Once upon a time newspapers were our main source of information. Now those old newspapers are a reliable source for hundreds of years of history and secrets of the past. Now you can search for people, places, and events without the hassle of sorting through mountains of papers!
Newspaper Archive is the world's largest online newspaper database featuring over 130 million newspaper pages. Plus our database expands by one newspaper page per second for a total of around 2.5 million pages per month! The value of your membership grows along with it.
Those looking to find out more about their forefathers can empower their genealogy search with Newspaper Archive. Within our massive database, users can search ancestors' names for news stories and obituaries. We must understand our past to understand our future!

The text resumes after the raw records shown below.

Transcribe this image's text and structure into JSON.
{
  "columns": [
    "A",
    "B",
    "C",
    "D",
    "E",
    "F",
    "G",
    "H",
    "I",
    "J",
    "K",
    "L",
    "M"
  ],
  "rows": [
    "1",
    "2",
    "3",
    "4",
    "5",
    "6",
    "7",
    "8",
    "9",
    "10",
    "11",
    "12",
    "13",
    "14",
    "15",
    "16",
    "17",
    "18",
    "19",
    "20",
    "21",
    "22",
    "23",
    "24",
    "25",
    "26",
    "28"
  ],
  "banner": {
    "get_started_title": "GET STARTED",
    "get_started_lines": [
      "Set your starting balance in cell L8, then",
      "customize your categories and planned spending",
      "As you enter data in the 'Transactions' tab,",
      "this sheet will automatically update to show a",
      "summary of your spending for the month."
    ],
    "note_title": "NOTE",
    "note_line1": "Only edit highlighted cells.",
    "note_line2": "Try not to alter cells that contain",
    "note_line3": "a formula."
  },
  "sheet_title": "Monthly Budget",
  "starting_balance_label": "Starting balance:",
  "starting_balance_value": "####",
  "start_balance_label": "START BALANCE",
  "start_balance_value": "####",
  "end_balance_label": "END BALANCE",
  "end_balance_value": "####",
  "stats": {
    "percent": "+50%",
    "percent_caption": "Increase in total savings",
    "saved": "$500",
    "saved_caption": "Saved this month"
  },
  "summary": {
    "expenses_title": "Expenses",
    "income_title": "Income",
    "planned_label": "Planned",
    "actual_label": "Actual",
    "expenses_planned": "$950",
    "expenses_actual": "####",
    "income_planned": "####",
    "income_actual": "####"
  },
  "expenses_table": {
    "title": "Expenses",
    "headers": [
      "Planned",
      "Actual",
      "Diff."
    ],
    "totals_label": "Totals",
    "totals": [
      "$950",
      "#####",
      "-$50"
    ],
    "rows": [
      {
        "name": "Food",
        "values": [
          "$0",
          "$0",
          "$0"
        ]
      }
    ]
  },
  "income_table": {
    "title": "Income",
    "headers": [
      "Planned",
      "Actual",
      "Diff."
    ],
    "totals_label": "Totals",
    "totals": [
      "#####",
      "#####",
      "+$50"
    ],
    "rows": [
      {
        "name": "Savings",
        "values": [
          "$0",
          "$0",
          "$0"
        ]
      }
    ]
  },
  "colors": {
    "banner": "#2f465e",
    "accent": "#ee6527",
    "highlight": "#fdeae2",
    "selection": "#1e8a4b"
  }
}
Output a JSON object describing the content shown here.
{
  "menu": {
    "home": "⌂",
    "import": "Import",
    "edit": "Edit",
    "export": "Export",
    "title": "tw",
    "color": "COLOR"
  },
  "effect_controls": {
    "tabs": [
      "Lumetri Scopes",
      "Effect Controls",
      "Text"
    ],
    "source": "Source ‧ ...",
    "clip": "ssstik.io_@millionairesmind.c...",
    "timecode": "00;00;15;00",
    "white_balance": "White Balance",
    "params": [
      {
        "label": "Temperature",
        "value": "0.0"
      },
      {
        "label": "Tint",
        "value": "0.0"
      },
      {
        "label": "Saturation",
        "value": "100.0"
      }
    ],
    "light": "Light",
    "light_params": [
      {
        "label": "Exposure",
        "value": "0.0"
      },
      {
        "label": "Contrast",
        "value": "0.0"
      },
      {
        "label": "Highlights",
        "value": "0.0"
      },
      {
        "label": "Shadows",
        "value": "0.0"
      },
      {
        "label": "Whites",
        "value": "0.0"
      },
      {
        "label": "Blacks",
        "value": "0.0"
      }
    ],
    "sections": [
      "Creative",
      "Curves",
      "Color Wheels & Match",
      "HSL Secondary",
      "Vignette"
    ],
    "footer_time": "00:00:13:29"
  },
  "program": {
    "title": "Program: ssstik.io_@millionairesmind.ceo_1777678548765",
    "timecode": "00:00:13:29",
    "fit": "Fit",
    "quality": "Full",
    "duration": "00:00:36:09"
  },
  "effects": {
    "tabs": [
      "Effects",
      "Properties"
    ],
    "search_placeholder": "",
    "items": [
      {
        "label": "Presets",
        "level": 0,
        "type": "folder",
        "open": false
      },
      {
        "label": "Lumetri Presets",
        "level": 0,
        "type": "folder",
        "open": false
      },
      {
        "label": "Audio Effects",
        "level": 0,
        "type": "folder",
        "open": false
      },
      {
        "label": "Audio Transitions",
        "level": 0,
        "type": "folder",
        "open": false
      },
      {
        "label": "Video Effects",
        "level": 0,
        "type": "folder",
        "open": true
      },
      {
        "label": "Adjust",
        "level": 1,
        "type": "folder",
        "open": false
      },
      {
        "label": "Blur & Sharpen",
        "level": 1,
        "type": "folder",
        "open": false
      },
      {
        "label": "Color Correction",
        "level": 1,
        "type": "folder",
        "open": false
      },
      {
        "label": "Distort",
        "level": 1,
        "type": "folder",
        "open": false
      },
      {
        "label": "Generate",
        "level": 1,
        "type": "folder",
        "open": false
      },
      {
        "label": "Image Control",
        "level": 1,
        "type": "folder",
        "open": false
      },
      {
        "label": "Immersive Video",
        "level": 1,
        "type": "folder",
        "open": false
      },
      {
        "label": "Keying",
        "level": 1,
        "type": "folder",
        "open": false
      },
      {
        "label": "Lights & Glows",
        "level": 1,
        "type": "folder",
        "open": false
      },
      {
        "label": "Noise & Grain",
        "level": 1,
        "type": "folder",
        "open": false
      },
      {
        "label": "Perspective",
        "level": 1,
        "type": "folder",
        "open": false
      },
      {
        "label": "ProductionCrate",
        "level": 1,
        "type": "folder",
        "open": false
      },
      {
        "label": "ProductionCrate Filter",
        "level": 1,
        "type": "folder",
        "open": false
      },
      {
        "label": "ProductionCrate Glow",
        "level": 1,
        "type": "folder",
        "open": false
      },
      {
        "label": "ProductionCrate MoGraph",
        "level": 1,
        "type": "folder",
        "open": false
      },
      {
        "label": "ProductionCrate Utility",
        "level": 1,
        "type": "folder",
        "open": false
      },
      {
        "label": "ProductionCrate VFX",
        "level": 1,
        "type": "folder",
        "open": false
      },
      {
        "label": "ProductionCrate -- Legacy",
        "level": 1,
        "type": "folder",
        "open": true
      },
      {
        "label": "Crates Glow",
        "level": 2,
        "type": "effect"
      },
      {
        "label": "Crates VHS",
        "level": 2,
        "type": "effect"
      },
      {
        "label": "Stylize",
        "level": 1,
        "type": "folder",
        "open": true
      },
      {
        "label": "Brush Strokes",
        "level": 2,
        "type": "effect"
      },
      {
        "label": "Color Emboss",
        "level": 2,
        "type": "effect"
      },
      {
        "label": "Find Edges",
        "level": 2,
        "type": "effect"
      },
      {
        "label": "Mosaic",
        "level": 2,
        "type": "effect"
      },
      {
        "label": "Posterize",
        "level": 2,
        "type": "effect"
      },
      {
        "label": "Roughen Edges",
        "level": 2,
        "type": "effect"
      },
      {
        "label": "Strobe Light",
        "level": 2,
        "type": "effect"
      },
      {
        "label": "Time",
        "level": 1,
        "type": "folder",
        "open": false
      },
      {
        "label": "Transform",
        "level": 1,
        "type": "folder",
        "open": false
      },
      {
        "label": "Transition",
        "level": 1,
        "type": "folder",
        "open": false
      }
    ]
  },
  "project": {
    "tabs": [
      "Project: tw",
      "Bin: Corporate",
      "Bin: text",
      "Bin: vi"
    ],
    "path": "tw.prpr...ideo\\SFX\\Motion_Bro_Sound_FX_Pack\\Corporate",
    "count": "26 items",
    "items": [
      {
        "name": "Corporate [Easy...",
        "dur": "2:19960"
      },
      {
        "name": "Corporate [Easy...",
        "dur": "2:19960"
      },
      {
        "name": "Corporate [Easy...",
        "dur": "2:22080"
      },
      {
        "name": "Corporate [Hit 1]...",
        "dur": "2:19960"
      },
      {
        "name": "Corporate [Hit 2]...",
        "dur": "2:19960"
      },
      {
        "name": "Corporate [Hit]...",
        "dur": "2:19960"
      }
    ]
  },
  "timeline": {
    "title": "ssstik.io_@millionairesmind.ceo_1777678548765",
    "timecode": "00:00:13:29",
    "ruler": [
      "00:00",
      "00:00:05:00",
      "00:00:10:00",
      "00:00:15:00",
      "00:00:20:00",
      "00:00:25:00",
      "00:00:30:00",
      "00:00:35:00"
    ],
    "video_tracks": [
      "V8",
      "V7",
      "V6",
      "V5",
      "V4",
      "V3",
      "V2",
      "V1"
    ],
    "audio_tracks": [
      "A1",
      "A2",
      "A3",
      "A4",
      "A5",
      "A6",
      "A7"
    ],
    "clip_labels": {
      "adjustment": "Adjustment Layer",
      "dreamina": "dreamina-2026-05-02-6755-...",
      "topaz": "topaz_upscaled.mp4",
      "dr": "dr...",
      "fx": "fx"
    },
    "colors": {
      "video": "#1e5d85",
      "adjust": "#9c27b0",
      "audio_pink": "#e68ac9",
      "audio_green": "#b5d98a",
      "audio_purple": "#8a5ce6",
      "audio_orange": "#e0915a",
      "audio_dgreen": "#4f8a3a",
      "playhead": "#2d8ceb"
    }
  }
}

24 hours a day Monday-Saturday
Your full introductory membership payment will be credited toward the cost of full membership any time you choose to upgrade!
"It is amazing how easy and exciting it is to access all of this information! I found hundreds of articles about my relatives from Germany! Well worth the subscription!" - Michael S.
"I love this site. It's interesting to read articles about different family members. I've found articles as well as an obituary about an uncle who passed away before I was born, and another about a great aunt. It's great for helping with genealogy." - Patricia T.
"A great research tool. Allows me to view events and gives me incredible insight into the stories of the past." - Charles S.